● **WHAT THE TASK REQUIRES**
Could you filter the records below and keep only the lines with the word "aatventure"?

● **EXERCISE MATERIAL**
#####

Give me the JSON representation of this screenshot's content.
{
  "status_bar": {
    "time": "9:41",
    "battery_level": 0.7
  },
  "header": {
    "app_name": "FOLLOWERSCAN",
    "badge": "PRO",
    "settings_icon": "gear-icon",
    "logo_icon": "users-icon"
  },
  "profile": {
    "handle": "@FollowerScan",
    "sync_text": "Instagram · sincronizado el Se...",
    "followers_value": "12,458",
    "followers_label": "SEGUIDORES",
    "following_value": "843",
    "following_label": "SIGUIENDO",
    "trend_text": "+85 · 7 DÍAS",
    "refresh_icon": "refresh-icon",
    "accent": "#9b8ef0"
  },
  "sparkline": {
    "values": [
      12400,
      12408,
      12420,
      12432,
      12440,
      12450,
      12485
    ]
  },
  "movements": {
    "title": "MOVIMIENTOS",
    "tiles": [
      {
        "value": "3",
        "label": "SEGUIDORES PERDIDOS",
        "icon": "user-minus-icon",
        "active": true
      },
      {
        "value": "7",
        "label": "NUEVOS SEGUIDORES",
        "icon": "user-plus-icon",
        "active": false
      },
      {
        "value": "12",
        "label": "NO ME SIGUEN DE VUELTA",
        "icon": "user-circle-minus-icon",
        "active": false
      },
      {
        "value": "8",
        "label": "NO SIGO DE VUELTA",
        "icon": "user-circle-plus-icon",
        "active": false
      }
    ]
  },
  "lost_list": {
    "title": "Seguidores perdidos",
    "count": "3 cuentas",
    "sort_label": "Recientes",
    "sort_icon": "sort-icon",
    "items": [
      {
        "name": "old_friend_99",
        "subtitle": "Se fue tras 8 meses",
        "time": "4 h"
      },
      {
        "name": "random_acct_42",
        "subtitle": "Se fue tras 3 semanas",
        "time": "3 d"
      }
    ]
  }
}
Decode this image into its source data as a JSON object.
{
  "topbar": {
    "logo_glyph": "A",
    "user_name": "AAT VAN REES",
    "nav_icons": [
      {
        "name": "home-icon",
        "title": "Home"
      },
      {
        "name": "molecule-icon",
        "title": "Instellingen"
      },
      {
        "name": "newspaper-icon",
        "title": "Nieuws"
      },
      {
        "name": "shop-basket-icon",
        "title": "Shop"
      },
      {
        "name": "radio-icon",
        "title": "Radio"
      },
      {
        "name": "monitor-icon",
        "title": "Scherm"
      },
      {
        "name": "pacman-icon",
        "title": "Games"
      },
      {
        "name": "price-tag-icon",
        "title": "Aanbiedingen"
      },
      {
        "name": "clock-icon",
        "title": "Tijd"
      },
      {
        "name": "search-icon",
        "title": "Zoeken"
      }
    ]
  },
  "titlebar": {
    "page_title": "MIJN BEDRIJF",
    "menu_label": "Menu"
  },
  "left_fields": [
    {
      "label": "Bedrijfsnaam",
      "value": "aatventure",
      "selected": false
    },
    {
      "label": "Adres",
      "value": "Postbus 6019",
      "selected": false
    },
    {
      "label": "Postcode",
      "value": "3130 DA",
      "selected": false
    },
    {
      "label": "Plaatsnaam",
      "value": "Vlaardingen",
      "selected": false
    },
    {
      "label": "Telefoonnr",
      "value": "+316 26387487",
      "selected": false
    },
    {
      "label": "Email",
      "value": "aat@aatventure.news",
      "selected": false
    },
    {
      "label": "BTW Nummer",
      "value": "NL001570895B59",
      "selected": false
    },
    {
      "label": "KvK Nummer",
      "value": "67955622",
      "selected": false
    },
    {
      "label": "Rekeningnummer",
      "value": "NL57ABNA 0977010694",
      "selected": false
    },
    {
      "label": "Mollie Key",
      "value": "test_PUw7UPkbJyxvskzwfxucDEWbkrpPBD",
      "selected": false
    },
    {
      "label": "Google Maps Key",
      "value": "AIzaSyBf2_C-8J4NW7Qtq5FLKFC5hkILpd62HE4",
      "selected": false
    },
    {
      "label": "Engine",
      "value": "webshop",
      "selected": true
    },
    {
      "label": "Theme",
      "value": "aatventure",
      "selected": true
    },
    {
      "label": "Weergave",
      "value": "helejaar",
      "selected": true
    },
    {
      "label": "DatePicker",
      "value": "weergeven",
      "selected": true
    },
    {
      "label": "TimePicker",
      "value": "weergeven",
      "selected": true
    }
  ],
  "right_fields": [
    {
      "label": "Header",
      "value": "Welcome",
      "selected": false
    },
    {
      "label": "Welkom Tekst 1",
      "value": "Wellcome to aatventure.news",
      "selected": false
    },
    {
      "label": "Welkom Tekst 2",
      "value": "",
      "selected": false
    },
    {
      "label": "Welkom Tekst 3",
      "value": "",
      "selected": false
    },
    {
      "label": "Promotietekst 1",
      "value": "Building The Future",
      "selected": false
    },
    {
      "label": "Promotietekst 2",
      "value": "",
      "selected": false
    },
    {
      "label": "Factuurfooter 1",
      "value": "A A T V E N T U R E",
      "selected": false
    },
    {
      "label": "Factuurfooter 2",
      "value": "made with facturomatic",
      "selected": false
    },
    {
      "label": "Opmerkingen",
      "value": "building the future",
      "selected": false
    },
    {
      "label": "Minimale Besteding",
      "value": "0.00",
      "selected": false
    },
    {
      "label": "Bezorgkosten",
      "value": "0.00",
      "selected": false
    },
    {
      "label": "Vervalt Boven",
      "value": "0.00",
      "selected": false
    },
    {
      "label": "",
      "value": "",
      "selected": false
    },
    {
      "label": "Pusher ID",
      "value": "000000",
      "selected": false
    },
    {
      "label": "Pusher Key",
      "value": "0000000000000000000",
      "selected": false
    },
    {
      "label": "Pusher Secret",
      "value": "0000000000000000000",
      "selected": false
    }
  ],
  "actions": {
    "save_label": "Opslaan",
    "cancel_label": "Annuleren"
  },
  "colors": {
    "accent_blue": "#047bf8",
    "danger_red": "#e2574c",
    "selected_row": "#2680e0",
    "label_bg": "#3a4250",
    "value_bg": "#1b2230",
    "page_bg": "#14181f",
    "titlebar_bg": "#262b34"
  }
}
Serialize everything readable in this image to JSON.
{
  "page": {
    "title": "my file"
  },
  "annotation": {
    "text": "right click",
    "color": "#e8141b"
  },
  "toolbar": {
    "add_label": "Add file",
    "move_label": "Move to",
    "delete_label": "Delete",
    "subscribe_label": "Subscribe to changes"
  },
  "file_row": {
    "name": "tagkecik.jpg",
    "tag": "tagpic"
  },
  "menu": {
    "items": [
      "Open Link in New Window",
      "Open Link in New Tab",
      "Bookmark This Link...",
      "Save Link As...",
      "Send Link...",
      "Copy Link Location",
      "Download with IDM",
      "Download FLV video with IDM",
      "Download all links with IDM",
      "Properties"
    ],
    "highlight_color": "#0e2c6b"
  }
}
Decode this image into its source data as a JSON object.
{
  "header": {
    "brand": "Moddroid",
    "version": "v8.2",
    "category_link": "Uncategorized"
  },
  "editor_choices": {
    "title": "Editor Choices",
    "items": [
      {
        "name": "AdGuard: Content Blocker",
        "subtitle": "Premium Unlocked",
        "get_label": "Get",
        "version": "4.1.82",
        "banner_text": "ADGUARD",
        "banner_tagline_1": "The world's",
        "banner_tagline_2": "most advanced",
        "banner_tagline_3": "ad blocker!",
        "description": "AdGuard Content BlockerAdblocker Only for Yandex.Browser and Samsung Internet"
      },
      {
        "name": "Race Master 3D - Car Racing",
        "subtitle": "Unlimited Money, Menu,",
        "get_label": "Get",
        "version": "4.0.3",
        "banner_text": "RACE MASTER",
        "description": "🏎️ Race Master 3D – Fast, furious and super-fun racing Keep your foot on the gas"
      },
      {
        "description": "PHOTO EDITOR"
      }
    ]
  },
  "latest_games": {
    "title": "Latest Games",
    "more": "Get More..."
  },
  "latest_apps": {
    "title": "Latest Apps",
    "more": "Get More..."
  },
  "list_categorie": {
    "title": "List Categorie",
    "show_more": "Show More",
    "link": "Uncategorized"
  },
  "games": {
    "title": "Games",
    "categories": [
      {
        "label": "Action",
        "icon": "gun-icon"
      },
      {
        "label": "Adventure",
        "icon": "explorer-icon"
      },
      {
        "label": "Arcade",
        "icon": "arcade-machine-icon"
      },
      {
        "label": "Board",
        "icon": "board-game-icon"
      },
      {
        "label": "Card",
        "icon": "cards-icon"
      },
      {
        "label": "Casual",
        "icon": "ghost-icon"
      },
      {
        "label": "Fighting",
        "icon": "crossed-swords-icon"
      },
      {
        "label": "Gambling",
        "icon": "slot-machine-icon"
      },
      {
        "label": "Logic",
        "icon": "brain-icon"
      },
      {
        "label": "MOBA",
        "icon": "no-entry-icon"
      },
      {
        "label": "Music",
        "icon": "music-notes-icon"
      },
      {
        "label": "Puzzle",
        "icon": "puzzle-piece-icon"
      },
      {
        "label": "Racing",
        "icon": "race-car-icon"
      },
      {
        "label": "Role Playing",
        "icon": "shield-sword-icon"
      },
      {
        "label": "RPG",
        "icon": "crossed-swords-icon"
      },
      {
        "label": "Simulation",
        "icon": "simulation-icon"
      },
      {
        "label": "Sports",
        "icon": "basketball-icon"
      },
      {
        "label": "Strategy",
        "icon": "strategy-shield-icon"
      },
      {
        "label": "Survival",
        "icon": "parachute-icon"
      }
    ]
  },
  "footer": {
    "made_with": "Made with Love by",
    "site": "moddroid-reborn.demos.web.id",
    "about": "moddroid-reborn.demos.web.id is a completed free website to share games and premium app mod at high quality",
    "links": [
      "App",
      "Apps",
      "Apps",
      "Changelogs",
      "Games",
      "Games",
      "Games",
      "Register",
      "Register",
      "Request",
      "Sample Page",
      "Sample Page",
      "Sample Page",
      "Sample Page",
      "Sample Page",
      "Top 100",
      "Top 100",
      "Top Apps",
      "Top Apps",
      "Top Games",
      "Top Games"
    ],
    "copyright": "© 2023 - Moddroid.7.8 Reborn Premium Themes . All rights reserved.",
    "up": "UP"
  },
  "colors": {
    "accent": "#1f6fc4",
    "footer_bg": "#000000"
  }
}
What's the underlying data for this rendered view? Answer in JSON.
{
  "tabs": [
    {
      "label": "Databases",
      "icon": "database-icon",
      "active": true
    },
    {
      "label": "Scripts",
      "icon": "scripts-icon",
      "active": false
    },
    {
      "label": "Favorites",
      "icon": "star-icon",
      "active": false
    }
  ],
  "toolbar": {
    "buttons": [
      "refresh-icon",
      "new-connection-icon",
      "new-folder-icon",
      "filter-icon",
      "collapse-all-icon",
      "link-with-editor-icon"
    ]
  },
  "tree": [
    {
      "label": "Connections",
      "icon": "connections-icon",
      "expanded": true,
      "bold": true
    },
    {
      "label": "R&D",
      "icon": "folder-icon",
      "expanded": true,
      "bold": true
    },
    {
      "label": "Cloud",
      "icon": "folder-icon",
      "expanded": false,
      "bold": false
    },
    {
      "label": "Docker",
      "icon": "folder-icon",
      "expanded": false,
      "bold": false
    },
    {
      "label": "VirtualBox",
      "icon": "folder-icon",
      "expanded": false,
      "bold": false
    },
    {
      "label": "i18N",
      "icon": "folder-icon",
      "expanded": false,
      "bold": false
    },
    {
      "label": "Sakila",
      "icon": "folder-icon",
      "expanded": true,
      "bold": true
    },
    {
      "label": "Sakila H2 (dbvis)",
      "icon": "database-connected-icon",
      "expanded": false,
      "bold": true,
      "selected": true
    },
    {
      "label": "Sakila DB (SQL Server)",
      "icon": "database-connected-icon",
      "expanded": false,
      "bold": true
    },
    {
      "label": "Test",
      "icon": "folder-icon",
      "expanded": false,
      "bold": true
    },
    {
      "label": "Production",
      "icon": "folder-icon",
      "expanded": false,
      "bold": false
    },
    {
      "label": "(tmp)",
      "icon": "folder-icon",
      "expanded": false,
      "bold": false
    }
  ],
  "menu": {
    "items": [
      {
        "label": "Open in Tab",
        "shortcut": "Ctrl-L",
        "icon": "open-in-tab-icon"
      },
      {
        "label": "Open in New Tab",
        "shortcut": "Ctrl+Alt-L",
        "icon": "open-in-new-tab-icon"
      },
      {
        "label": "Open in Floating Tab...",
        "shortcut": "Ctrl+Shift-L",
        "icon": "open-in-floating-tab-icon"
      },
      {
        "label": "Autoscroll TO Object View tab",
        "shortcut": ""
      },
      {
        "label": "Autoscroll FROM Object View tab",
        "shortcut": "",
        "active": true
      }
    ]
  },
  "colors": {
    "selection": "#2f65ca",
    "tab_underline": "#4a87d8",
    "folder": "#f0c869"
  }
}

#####

● **RESULT OF THE EXERCISE**
      "value": "aatventure",
      "value": "aat@aatventure.news",
      "value": "aatventure",
      "value": "Wellcome to aatventure.news",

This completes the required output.